Politicians are not prophets. They make mistakes. Sometimes those mistakes are errors of optimism -- the Bush administration, for example, failed to gauge the level of resistance that would follow the overthrow of Saddam Hussein. Such mistakes often have dire consequences. No one can deny that the situation in Iraq would be better today if pessimistic realism had dominated the White House and Pentagon in March 2003.
But errors of optimism are far less dangerous and costly than failures of imagination. It was failure of imagination that led Neville Chamberlain to appease Hitler -- Chamberlain and his cronies simply could not conceive that a world leader could be so shockingly barbaric. It was failure of imagination that led American intelligence agencies to dramatically underestimate the capabilities of an Islamic terrorist group called al Qaeda during the 1990s. And it is failure of imagination that leads today's left to call for immediate withdrawal from Iraq and immediate mollification of Iran.
The left simply cannot understand the nature of our enemies in Iraq and Iran. They see Mahmoud Ahmadinejad as a misunderstood rhetorician, a blustering but good-natured man of peace. They see Iraq as a sordid civil war, a tribalistic swamp bound to remain mired in ethnic warfare for the foreseeable future. Democratic Senator and presidential candidate Barack Obama sums up the feelings of the mainstream anti-war left when he states, "We need to immediately begin the responsible removal of our troops from Iraq's civil war."
Ninety years ago, Western civilization removed its troops from another messy situation: the Russian Civil War. In 1917, Vladimir Lenin tore down the constitutional government of Russia. In early 1918, after he replaced it with a communist dictatorship and signed a peace treaty with the Germans, civil war broke out. Britain and America placed troops on the ground in Russia in an attempt to restore order and compel the Russians to reactivate the Eastern Front against Germany.

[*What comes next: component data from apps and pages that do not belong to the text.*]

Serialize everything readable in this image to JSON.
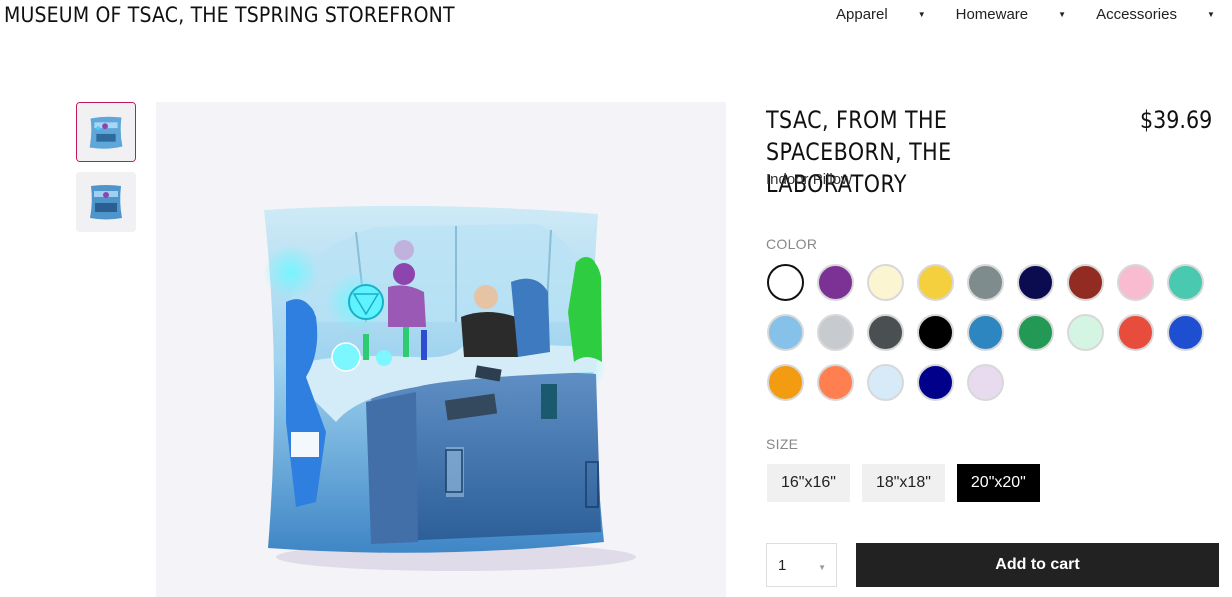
{
  "header": {
    "store_title": "MUSEUM OF TSAC, THE TSPRING STOREFRONT",
    "nav": [
      {
        "label": "Apparel",
        "icon": "caret-down-icon"
      },
      {
        "label": "Homeware",
        "icon": "caret-down-icon"
      },
      {
        "label": "Accessories",
        "icon": "caret-down-icon"
      }
    ],
    "nav_separator": "|"
  },
  "product": {
    "title": "TSAC, FROM THE SPACEBORN, THE LABORATORY",
    "price": "$39.69",
    "type": "Indoor Pillow"
  },
  "color_section": {
    "label": "COLOR",
    "selected_index": 0,
    "swatches": [
      "#ffffff",
      "#7b3294",
      "#fbf5d2",
      "#f4d03f",
      "#7f8c8d",
      "#0b0b4f",
      "#922b21",
      "#f8bbd0",
      "#48c9b0",
      "#85c1e9",
      "#c7cbcf",
      "#4a4f52",
      "#000000",
      "#2e86c1",
      "#229954",
      "#d5f5e3",
      "#e74c3c",
      "#1f4fd1",
      "#f39c12",
      "#ff7f50",
      "#d6eaf8",
      "#00008b",
      "#e8daef"
    ]
  },
  "size_section": {
    "label": "SIZE",
    "options": [
      "16\"x16\"",
      "18\"x18\"",
      "20\"x20\""
    ],
    "selected_index": 2
  },
  "purchase": {
    "quantity": "1",
    "add_to_cart_label": "Add to cart"
  },
  "accent_color": "#c2185b"
}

The Western effort quickly collapsed due to lack of motivation. British Prime Minister Lloyd George halfheartedly supported intervention in Russia, but quickly backed down after Germany surrendered. President Woodrow Wilson offered weak assistance to the Russian anti-communists, but withdrew that assistance when the anti-communists faced defeat.